Islamic extremists blew open the gate of a hotel in southern Somalia with a car bomb and took over the building for more than 14 hours, leaving 26 people dead before Somali forces who besieged the hotel overnight killed the attackers. The victims included a prominent Canadian Somali journalist.
Three Kenyans, three Tanzanians, two Americans and a Briton were also among the dead in the attack in the port city of Kismayo, according to Ahmed Madobe, president of the surrounding Jubbaland state. Fifty-six people, including two Chinese, were injured, he told reporters.
At least four Shabab assailants attacked the Asasey Hotel on Friday evening, beginning with a suicide car bomb at the entrance gate and followed by an assault by gunmen who stormed the hotel, which is frequented by politicians, patrons and lawmakers.

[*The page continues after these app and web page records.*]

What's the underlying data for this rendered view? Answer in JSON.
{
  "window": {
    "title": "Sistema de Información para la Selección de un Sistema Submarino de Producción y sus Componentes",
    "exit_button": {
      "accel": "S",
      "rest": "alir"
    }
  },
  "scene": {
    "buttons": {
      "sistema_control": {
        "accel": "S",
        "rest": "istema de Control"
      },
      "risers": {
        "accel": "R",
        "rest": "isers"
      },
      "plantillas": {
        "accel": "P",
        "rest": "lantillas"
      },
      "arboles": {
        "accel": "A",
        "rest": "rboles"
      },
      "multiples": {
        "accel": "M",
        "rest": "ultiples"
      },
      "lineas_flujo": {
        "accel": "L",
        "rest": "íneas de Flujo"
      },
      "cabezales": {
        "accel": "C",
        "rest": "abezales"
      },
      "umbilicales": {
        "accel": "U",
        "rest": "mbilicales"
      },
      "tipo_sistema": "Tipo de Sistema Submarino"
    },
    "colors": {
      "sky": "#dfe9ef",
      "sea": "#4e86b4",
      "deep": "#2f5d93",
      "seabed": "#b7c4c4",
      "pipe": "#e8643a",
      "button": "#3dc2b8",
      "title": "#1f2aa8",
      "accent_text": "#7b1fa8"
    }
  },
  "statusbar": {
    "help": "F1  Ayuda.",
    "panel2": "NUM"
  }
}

The ensuing standoff and battle lasted more than 14 hours before troops shot dead all attackers inside the hotel compound, said Col. Abdiqadir Nur, a local police officer.
Somalia's Islamic extremist rebels, Shabab, claimed responsibility for the attack. Shabab, which is allied with Al Qaeda, often uses car bombs to breach heavily fortified targets like the hotel in Kismayo, which has been relatively quiet in recent years.
The attack is a blow to the Somalian government's efforts to hold nationwide, one-person one-vote elections next year.
Security officials cordoned off the site of the attack and prevented journalists from taking photos or video of the damaged hotel and in some cases destroyed journalists' cameras. Government officials have not been available for further interviews.
Canadian journalist Hodan Nalayeh and her husband, Farid Jama Suleiman, died in the attack, Mogadishu-based independent radio station Radio Dalsan confirmed to the Associated Press.
"I'm absolutely devastated by the news of the death of our dear sister Hodan Nalayeh and her husband in a terrorist attack in Somalia today. What a loss to us. Her beautiful spirit shined through her work and the way she treated people," Omar Suleiman, a Texas-based imam who knew Nalayeh, wrote on social media.
Nalayeh was born in Somalia in 1976, but spent most of her life in Canada, first in Alberta and then in Toronto. She founded Integration TV, an international web-based video production company aimed at Somali viewers around the world. She was the first Somali woman media owner in the world.
Canadian Minister of Immigration, Refugees and Citizenship Ahmed Hussen mourned Nalayeh's death on Twitter, saying she "highlighted the community's positive stories and contributions in Canada" through her work as a journalist. "We mourn her loss deeply, and all others killed in the #KismayoAttack," he wrote.
A top official of the African Union condemned the attack.
"This is an attack meant to derail progress in Somalia as the country rebuilds and consolidates the gains made on peace and security," said Francisco Madeira, special representative of the chairman of the African Union Commission. "Somalia has made tremendous progress in seizing territory and pushing out the terrorists from many places across the country."